Why does my child have to express this openly?

The fact that your child has decided to express his/her unconventional gender identity openly is due to at least one of two factors. For one, your child is starting to build self-esteem and become more comfortable with his/her gender identity. Also, in some cases, your child's readiness to be more open about his or her identity is a part of a process called gender transition. Gender transition is the period during which a TG person may decide to change his/her physical appearance and body to match his/her internal gender identity. If your child decides to do this, he/she may identify as a transsexual. Transsexuals are TG persons who decide to make the physical transition from one gender to another.

What if my child decides to undergo medical procedures to change gender appearance?

If your child decides to make the physical transition from one gender to another, it is important to be as supportive as possible. While it may be hard to see your child's physical appearance change so drastically, gender transition is often a necessary step for your child to feel more comfortable living openly as another gender.

Will my child be discriminated against? Is my child in danger?

Unfortunately, both of these things are possible. When someone who is TG comes out, the ability to pass for their new gender is usually limited. Due to the amount of discrimination against TG people, it may be hard for your child to live a life free of harassment. It is even more unfortunate for your TG child when this discrimination exists within her/his own family.

Now what? How can I support my child?

The fact that you are reading this shows that you are a concerned parent who is willing to show support for your child and learn more about transgenderism. You are on the way to feeling better. You should be willing to talk, listen, and learn together with your child. It may also be helpful for you to talk about your experiences with others, and PFLAG NYC is here to help you with your needs as the parent of a TG child. It is important that you educate yourself as much as possible about transgenderism and then help reduce some of the discrimination that exists in our society. After all, it is silence that allows prejudice and discrimination to survive.
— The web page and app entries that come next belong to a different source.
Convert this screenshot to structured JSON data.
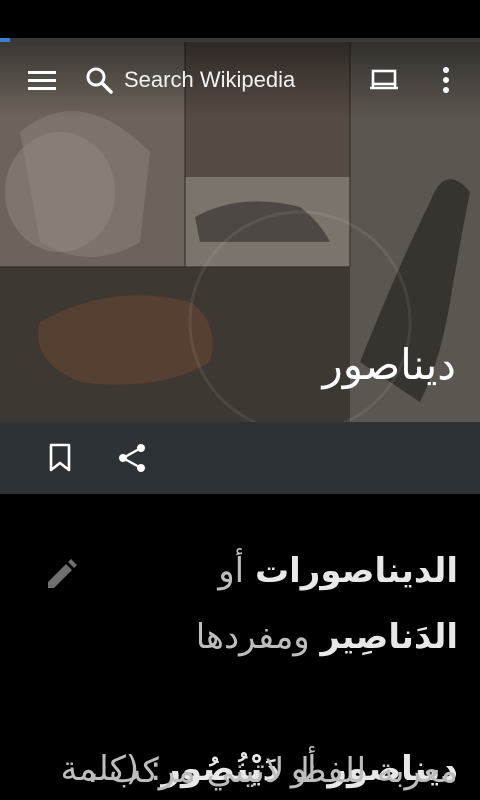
{
  "progress": {
    "value_percent": 2
  },
  "toolbar": {
    "menu_icon": "hamburger-menu-icon",
    "search_icon": "search-icon",
    "search_label": "Search Wikipedia",
    "tabs_icon": "tabs-icon",
    "more_icon": "overflow-menu-icon"
  },
  "article": {
    "title": "ديناصور",
    "lead": {
      "term1": "الديناصورات",
      "or1": " أو ",
      "term2": "الدَناصِير",
      "and_singular": " ومفردها ",
      "term3": "ديناصور",
      "or2": " أو ",
      "term4": "دَيْنُصُور",
      "rest": ": (كلمة",
      "line5": "معربة للفظ لاتيني مركب ،"
    }
  },
  "actions": {
    "bookmark_icon": "bookmark-icon",
    "share_icon": "share-icon",
    "edit_icon": "edit-pencil-icon"
  },
  "colors": {
    "progress": "#3a7fd0",
    "action_bar": "#2c3236",
    "background": "#000000"
  }
}
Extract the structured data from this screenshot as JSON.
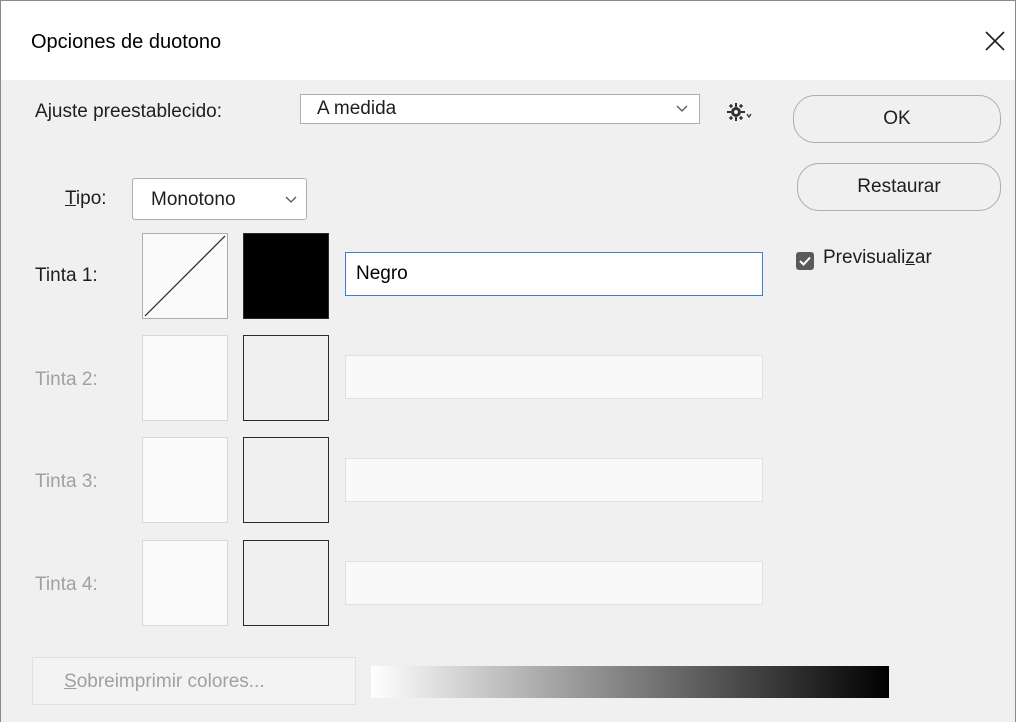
{
  "window": {
    "title": "Opciones de duotono",
    "close_icon": "close-icon"
  },
  "preset": {
    "label_pre": "A",
    "label_underlined": "j",
    "label_post": "uste preestablecido:",
    "value": "A medida",
    "settings_icon": "gear-icon"
  },
  "type": {
    "label_underlined": "T",
    "label_post": "ipo:",
    "value": "Monotono"
  },
  "inks": [
    {
      "label": "Tinta 1:",
      "name": "Negro",
      "enabled": true,
      "color": "#000000"
    },
    {
      "label": "Tinta 2:",
      "name": "",
      "enabled": false,
      "color": ""
    },
    {
      "label": "Tinta 3:",
      "name": "",
      "enabled": false,
      "color": ""
    },
    {
      "label": "Tinta 4:",
      "name": "",
      "enabled": false,
      "color": ""
    }
  ],
  "buttons": {
    "ok": "OK",
    "reset": "Restaurar"
  },
  "preview": {
    "label_pre": "Previsuali",
    "label_underlined": "z",
    "label_post": "ar",
    "checked": true
  },
  "overprint": {
    "label_underlined": "S",
    "label_post": "obreimprimir colores..."
  },
  "colors": {
    "focus_border": "#3c7bd6",
    "disabled_text": "#a0a0a0"
  }
}
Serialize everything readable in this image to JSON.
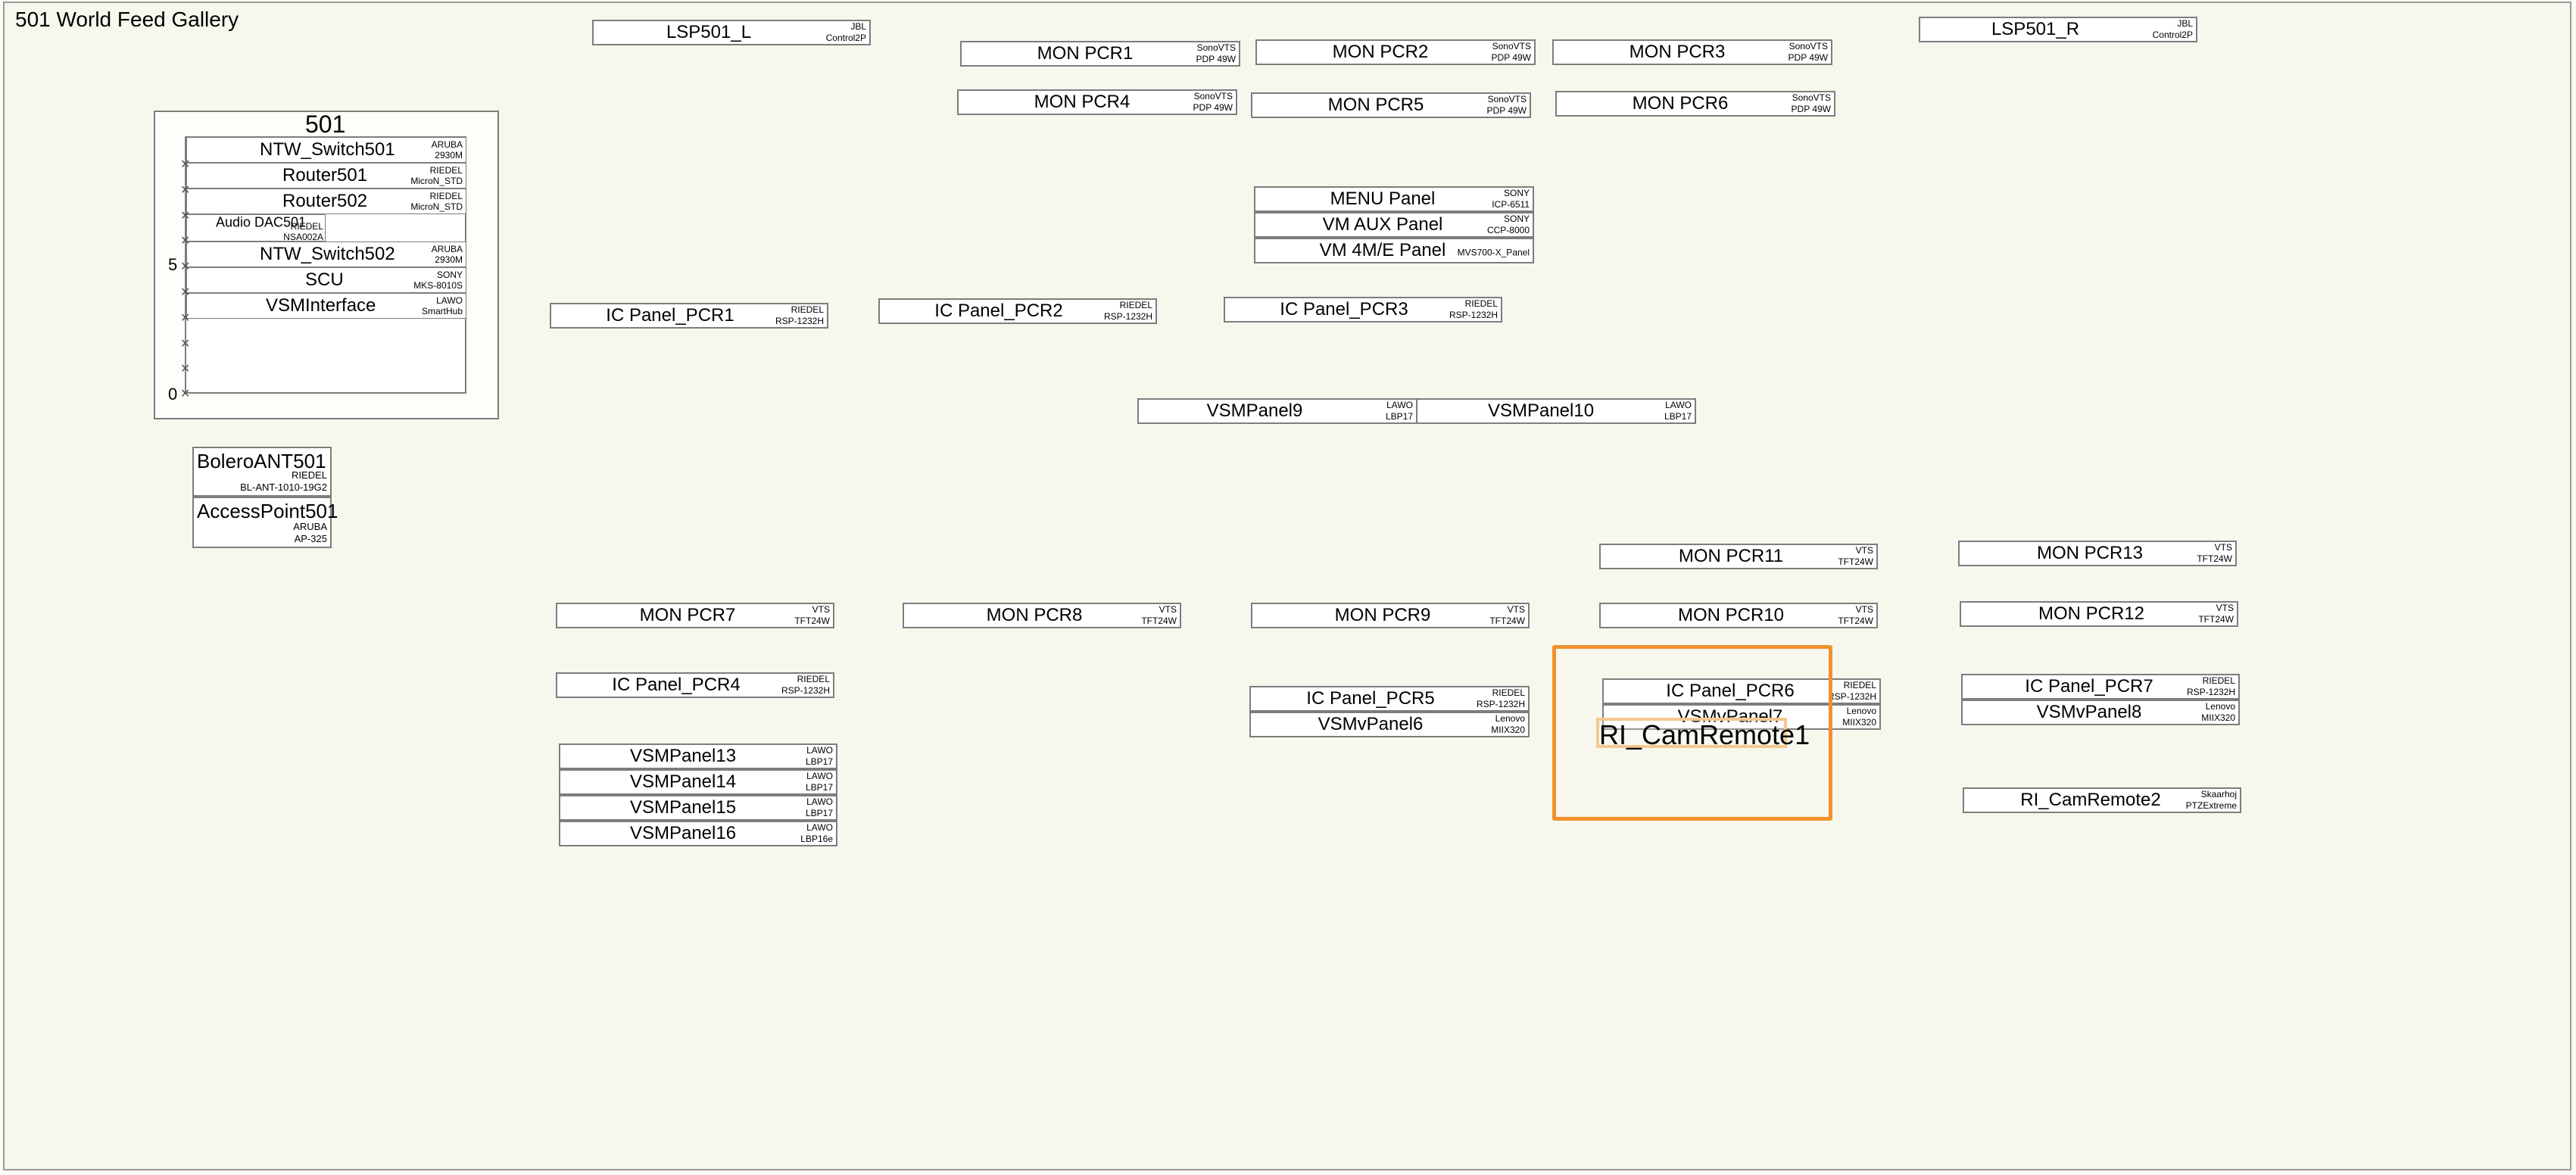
{
  "title": "501 World Feed Gallery",
  "accent_color": "#f0912c",
  "rack": {
    "title": "501",
    "units": [
      {
        "name": "NTW_Switch501",
        "mf1": "ARUBA",
        "mf2": "2930M"
      },
      {
        "name": "Router501",
        "mf1": "RIEDEL",
        "mf2": "MicroN_STD"
      },
      {
        "name": "Router502",
        "mf1": "RIEDEL",
        "mf2": "MicroN_STD"
      },
      {
        "name": "Audio DAC501",
        "mf1": "RIEDEL",
        "mf2": "NSA002A"
      },
      {
        "name": "NTW_Switch502",
        "mf1": "ARUBA",
        "mf2": "2930M"
      },
      {
        "name": "SCU",
        "mf1": "SONY",
        "mf2": "MKS-8010S"
      },
      {
        "name": "VSMInterface",
        "mf1": "LAWO",
        "mf2": "SmartHub"
      }
    ],
    "label_5": "5",
    "label_0": "0"
  },
  "devices": {
    "lsp_l": {
      "name": "LSP501_L",
      "mf1": "JBL",
      "mf2": "Control2P"
    },
    "lsp_r": {
      "name": "LSP501_R",
      "mf1": "JBL",
      "mf2": "Control2P"
    },
    "mon1": {
      "name": "MON PCR1",
      "mf1": "SonoVTS",
      "mf2": "PDP 49W"
    },
    "mon2": {
      "name": "MON PCR2",
      "mf1": "SonoVTS",
      "mf2": "PDP 49W"
    },
    "mon3": {
      "name": "MON PCR3",
      "mf1": "SonoVTS",
      "mf2": "PDP 49W"
    },
    "mon4": {
      "name": "MON PCR4",
      "mf1": "SonoVTS",
      "mf2": "PDP 49W"
    },
    "mon5": {
      "name": "MON PCR5",
      "mf1": "SonoVTS",
      "mf2": "PDP 49W"
    },
    "mon6": {
      "name": "MON PCR6",
      "mf1": "SonoVTS",
      "mf2": "PDP 49W"
    },
    "menu": {
      "name": "MENU Panel",
      "mf1": "SONY",
      "mf2": "ICP-6511"
    },
    "vmaux": {
      "name": "VM AUX Panel",
      "mf1": "SONY",
      "mf2": "CCP-8000"
    },
    "vm4me": {
      "name": "VM 4M/E Panel",
      "mf1": "",
      "mf2": "MVS700-X_Panel"
    },
    "ic1": {
      "name": "IC Panel_PCR1",
      "mf1": "RIEDEL",
      "mf2": "RSP-1232H"
    },
    "ic2": {
      "name": "IC Panel_PCR2",
      "mf1": "RIEDEL",
      "mf2": "RSP-1232H"
    },
    "ic3": {
      "name": "IC Panel_PCR3",
      "mf1": "RIEDEL",
      "mf2": "RSP-1232H"
    },
    "vsm9": {
      "name": "VSMPanel9",
      "mf1": "LAWO",
      "mf2": "LBP17"
    },
    "vsm10": {
      "name": "VSMPanel10",
      "mf1": "LAWO",
      "mf2": "LBP17"
    },
    "bolero": {
      "name": "BoleroANT501",
      "mf1": "RIEDEL",
      "mf2": "BL-ANT-1010-19G2"
    },
    "ap": {
      "name": "AccessPoint501",
      "mf1": "ARUBA",
      "mf2": "AP-325"
    },
    "mon11": {
      "name": "MON PCR11",
      "mf1": "VTS",
      "mf2": "TFT24W"
    },
    "mon13": {
      "name": "MON PCR13",
      "mf1": "VTS",
      "mf2": "TFT24W"
    },
    "mon7": {
      "name": "MON PCR7",
      "mf1": "VTS",
      "mf2": "TFT24W"
    },
    "mon8": {
      "name": "MON PCR8",
      "mf1": "VTS",
      "mf2": "TFT24W"
    },
    "mon9": {
      "name": "MON PCR9",
      "mf1": "VTS",
      "mf2": "TFT24W"
    },
    "mon10": {
      "name": "MON PCR10",
      "mf1": "VTS",
      "mf2": "TFT24W"
    },
    "mon12": {
      "name": "MON PCR12",
      "mf1": "VTS",
      "mf2": "TFT24W"
    },
    "ic4": {
      "name": "IC Panel_PCR4",
      "mf1": "RIEDEL",
      "mf2": "RSP-1232H"
    },
    "ic5": {
      "name": "IC Panel_PCR5",
      "mf1": "RIEDEL",
      "mf2": "RSP-1232H"
    },
    "vsmv6": {
      "name": "VSMvPanel6",
      "mf1": "Lenovo",
      "mf2": "MIIX320"
    },
    "ic6": {
      "name": "IC Panel_PCR6",
      "mf1": "RIEDEL",
      "mf2": "RSP-1232H"
    },
    "vsmv7": {
      "name": "VSMvPanel7",
      "mf1": "Lenovo",
      "mf2": "MIIX320"
    },
    "ic7": {
      "name": "IC Panel_PCR7",
      "mf1": "RIEDEL",
      "mf2": "RSP-1232H"
    },
    "vsmv8": {
      "name": "VSMvPanel8",
      "mf1": "Lenovo",
      "mf2": "MIIX320"
    },
    "vsm13": {
      "name": "VSMPanel13",
      "mf1": "LAWO",
      "mf2": "LBP17"
    },
    "vsm14": {
      "name": "VSMPanel14",
      "mf1": "LAWO",
      "mf2": "LBP17"
    },
    "vsm15": {
      "name": "VSMPanel15",
      "mf1": "LAWO",
      "mf2": "LBP17"
    },
    "vsm16": {
      "name": "VSMPanel16",
      "mf1": "LAWO",
      "mf2": "LBP16e"
    },
    "cam2": {
      "name": "RI_CamRemote2",
      "mf1": "Skaarhoj",
      "mf2": "PTZExtreme"
    }
  },
  "dragging": {
    "name": "RI_CamRemote1"
  }
}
These questions are available in a PDF brochure as "Questions Parents Ask About Transgender People."